▶ [DATASET EXTRACT]:
=======

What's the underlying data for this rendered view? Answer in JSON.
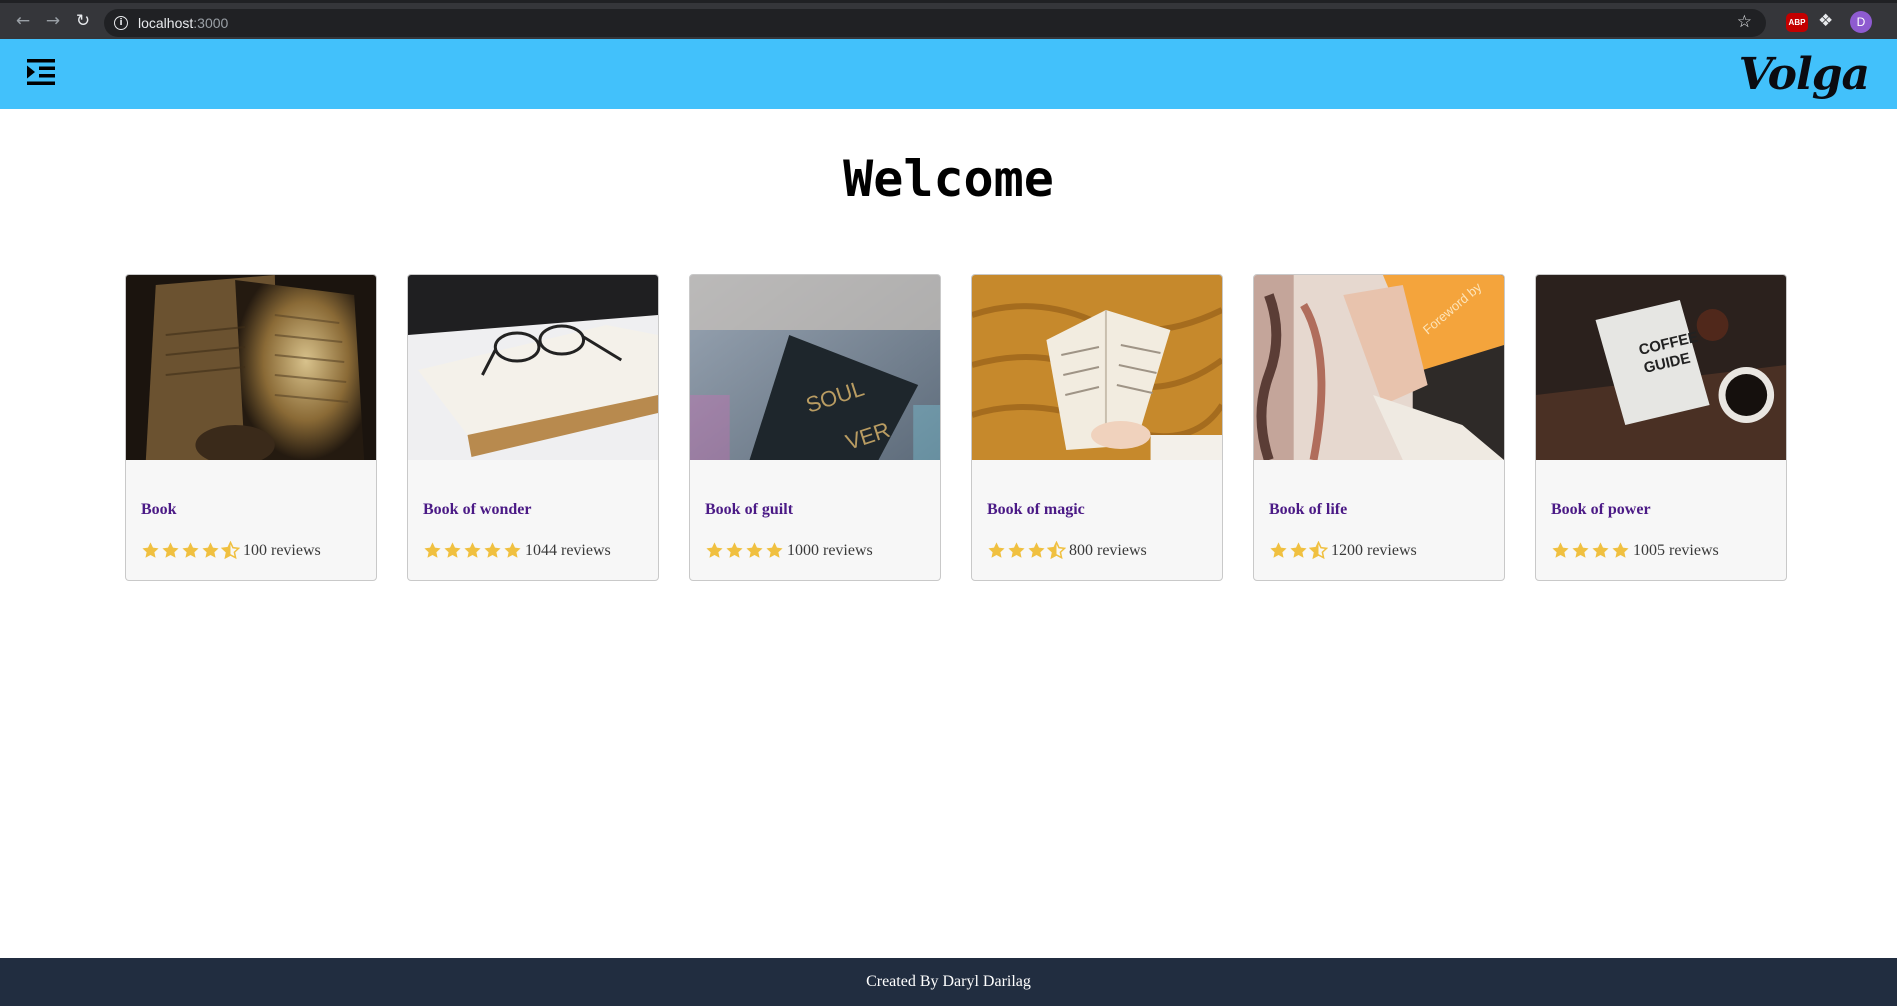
{
  "browser": {
    "url_host": "localhost",
    "url_port": ":3000",
    "back_icon": "arrow-left",
    "forward_icon": "arrow-right",
    "reload_icon": "reload",
    "bookmark_icon": "star",
    "abp_label": "ABP",
    "profile_initial": "D"
  },
  "header": {
    "brand": "Volga",
    "menu_icon": "menu-indent",
    "background_color": "#42c1fb"
  },
  "main": {
    "title": "Welcome"
  },
  "books": [
    {
      "title": "Book",
      "rating": 4.5,
      "reviews": "100 reviews"
    },
    {
      "title": "Book of wonder",
      "rating": 5,
      "reviews": "1044 reviews"
    },
    {
      "title": "Book of guilt",
      "rating": 4,
      "reviews": "1000 reviews"
    },
    {
      "title": "Book of magic",
      "rating": 3.5,
      "reviews": "800 reviews"
    },
    {
      "title": "Book of life",
      "rating": 2.5,
      "reviews": "1200 reviews"
    },
    {
      "title": "Book of power",
      "rating": 4,
      "reviews": "1005 reviews"
    }
  ],
  "colors": {
    "star": "#f0c040",
    "title": "#4b1a86",
    "footer_bg": "#212d40"
  },
  "footer": {
    "text": "Created By Daryl Darilag"
  }
}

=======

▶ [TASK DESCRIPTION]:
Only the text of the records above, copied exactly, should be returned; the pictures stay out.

▶ [ANSWER TO THE PROBLEM]:
What's the underlying data for this rendered view? Answer in JSON.
{
  "browser": {
    "url_host": "localhost",
    "url_port": ":3000",
    "back_icon": "arrow-left",
    "forward_icon": "arrow-right",
    "reload_icon": "reload",
    "bookmark_icon": "star",
    "abp_label": "ABP",
    "profile_initial": "D"
  },
  "header": {
    "brand": "Volga",
    "menu_icon": "menu-indent",
    "background_color": "#42c1fb"
  },
  "main": {
    "title": "Welcome"
  },
  "books": [
    {
      "title": "Book",
      "rating": 4.5,
      "reviews": "100 reviews"
    },
    {
      "title": "Book of wonder",
      "rating": 5,
      "reviews": "1044 reviews"
    },
    {
      "title": "Book of guilt",
      "rating": 4,
      "reviews": "1000 reviews"
    },
    {
      "title": "Book of magic",
      "rating": 3.5,
      "reviews": "800 reviews"
    },
    {
      "title": "Book of life",
      "rating": 2.5,
      "reviews": "1200 reviews"
    },
    {
      "title": "Book of power",
      "rating": 4,
      "reviews": "1005 reviews"
    }
  ],
  "colors": {
    "star": "#f0c040",
    "title": "#4b1a86",
    "footer_bg": "#212d40"
  },
  "footer": {
    "text": "Created By Daryl Darilag"
  }
}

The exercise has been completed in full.